Copy each of the entries below faithfully, setting aside any pictures.

___ EXTRACTED DATA ___

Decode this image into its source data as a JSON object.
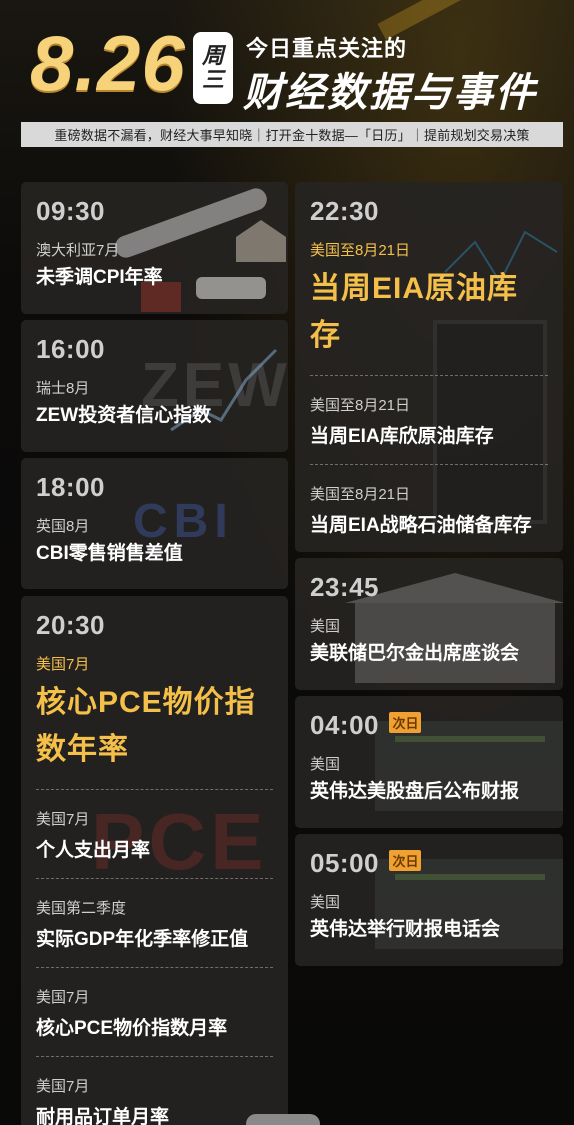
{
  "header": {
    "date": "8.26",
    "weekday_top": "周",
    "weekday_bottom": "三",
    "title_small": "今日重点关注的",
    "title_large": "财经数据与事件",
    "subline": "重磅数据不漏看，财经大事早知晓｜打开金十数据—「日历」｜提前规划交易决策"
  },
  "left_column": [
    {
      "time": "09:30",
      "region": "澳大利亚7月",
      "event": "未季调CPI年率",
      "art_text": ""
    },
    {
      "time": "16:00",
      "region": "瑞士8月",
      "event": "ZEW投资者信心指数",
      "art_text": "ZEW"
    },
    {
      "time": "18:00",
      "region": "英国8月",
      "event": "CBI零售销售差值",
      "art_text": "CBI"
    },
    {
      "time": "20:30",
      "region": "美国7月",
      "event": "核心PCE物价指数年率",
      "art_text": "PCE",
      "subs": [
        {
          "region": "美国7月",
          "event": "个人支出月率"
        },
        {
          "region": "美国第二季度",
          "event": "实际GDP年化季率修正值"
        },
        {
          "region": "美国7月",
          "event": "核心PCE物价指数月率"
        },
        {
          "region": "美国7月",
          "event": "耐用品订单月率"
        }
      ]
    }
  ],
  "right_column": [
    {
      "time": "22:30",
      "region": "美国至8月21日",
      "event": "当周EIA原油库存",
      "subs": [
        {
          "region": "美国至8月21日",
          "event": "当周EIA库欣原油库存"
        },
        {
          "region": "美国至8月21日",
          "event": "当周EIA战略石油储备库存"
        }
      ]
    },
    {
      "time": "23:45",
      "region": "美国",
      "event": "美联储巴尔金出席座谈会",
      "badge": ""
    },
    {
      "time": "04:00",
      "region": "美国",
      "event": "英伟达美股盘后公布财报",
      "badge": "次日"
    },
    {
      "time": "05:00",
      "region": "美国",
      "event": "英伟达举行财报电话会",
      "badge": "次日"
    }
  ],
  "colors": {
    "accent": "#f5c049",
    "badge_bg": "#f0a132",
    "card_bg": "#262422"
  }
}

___

#### [TASK SOLUTION]
Decode this image into its source data as a JSON object.
{
  "header": {
    "date": "8.26",
    "weekday_top": "周",
    "weekday_bottom": "三",
    "title_small": "今日重点关注的",
    "title_large": "财经数据与事件",
    "subline": "重磅数据不漏看，财经大事早知晓｜打开金十数据—「日历」｜提前规划交易决策"
  },
  "left_column": [
    {
      "time": "09:30",
      "region": "澳大利亚7月",
      "event": "未季调CPI年率",
      "art_text": ""
    },
    {
      "time": "16:00",
      "region": "瑞士8月",
      "event": "ZEW投资者信心指数",
      "art_text": "ZEW"
    },
    {
      "time": "18:00",
      "region": "英国8月",
      "event": "CBI零售销售差值",
      "art_text": "CBI"
    },
    {
      "time": "20:30",
      "region": "美国7月",
      "event": "核心PCE物价指数年率",
      "art_text": "PCE",
      "subs": [
        {
          "region": "美国7月",
          "event": "个人支出月率"
        },
        {
          "region": "美国第二季度",
          "event": "实际GDP年化季率修正值"
        },
        {
          "region": "美国7月",
          "event": "核心PCE物价指数月率"
        },
        {
          "region": "美国7月",
          "event": "耐用品订单月率"
        }
      ]
    }
  ],
  "right_column": [
    {
      "time": "22:30",
      "region": "美国至8月21日",
      "event": "当周EIA原油库存",
      "subs": [
        {
          "region": "美国至8月21日",
          "event": "当周EIA库欣原油库存"
        },
        {
          "region": "美国至8月21日",
          "event": "当周EIA战略石油储备库存"
        }
      ]
    },
    {
      "time": "23:45",
      "region": "美国",
      "event": "美联储巴尔金出席座谈会",
      "badge": ""
    },
    {
      "time": "04:00",
      "region": "美国",
      "event": "英伟达美股盘后公布财报",
      "badge": "次日"
    },
    {
      "time": "05:00",
      "region": "美国",
      "event": "英伟达举行财报电话会",
      "badge": "次日"
    }
  ],
  "colors": {
    "accent": "#f5c049",
    "badge_bg": "#f0a132",
    "card_bg": "#262422"
  }
}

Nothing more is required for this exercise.